§ PROBLEM DESCRIPTION
Look for "個位元組" in each line of the entries, and return the matching lines.

'''

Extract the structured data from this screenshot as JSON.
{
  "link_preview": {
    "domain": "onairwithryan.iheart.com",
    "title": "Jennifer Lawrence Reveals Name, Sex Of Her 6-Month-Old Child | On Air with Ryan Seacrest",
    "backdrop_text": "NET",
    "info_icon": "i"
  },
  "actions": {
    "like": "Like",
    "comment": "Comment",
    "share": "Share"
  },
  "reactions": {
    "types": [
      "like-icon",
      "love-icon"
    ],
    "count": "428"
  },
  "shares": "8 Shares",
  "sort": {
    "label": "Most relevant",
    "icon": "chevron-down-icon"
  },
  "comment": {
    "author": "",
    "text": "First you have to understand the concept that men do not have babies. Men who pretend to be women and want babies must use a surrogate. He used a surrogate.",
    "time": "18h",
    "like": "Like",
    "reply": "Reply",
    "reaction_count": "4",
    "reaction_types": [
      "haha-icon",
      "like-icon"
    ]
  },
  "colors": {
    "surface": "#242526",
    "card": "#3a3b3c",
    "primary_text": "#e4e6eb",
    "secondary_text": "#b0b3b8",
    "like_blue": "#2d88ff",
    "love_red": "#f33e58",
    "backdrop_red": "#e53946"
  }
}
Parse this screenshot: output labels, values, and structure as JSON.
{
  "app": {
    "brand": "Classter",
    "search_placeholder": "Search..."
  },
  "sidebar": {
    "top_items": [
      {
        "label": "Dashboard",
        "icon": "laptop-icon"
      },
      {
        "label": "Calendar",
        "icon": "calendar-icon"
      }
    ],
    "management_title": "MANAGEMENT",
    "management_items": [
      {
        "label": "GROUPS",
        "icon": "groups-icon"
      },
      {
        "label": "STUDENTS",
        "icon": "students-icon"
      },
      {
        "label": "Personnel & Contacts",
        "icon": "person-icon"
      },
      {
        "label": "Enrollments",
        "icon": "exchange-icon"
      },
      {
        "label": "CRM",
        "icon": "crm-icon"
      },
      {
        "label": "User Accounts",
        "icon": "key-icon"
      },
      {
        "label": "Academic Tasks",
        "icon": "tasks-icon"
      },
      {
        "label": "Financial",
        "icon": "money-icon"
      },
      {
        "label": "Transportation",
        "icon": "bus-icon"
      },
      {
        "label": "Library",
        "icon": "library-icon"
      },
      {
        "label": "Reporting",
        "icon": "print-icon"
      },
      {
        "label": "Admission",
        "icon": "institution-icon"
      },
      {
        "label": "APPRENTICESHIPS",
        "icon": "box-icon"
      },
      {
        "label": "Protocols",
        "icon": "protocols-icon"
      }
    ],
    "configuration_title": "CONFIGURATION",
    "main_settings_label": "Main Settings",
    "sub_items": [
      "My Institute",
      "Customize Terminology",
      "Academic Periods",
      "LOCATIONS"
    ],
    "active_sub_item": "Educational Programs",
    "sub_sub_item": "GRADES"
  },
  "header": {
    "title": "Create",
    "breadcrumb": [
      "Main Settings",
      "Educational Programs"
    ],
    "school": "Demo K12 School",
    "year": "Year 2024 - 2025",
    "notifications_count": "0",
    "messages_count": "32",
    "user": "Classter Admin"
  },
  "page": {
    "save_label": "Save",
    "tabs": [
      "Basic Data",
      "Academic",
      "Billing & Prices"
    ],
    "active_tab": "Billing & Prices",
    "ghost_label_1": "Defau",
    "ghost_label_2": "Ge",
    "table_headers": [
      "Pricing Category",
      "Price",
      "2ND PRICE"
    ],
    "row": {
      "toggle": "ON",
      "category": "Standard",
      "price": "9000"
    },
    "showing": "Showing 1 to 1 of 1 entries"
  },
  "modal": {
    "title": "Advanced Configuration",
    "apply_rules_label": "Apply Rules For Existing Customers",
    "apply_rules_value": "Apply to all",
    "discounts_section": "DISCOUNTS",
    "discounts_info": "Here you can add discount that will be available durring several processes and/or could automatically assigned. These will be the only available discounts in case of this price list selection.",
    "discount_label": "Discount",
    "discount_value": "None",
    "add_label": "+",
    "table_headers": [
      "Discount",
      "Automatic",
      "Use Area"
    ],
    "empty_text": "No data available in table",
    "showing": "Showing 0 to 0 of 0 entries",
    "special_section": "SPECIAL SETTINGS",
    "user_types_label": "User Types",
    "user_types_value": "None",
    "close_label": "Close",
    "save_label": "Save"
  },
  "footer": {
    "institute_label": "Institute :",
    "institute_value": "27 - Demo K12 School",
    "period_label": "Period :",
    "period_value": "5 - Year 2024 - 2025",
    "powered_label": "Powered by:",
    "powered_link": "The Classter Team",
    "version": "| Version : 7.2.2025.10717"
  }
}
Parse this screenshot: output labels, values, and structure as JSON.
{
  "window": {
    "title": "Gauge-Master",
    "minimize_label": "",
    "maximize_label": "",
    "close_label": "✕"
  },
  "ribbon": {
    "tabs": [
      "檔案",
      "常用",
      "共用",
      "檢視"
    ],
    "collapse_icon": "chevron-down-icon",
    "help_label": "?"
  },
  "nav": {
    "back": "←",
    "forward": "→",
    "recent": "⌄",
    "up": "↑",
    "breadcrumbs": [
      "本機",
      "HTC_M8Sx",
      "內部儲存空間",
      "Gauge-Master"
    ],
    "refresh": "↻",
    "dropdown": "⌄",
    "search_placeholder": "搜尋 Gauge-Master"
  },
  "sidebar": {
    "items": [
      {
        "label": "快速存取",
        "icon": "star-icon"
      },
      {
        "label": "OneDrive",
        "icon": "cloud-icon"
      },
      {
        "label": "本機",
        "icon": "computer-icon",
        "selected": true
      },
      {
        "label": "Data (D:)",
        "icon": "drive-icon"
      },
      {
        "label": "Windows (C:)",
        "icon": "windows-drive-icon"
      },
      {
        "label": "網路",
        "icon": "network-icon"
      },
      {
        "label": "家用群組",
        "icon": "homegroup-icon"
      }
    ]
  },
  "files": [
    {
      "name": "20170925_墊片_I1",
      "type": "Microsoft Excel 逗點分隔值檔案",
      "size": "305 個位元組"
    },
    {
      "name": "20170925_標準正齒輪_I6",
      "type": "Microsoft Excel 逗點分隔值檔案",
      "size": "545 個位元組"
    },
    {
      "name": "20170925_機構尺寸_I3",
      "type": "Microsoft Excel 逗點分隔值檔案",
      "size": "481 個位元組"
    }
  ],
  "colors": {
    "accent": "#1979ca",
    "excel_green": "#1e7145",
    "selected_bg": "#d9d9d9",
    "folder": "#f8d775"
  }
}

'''

§ EXPECTED OUTPUT
      "size": "305 個位元組"
      "size": "545 個位元組"
      "size": "481 個位元組"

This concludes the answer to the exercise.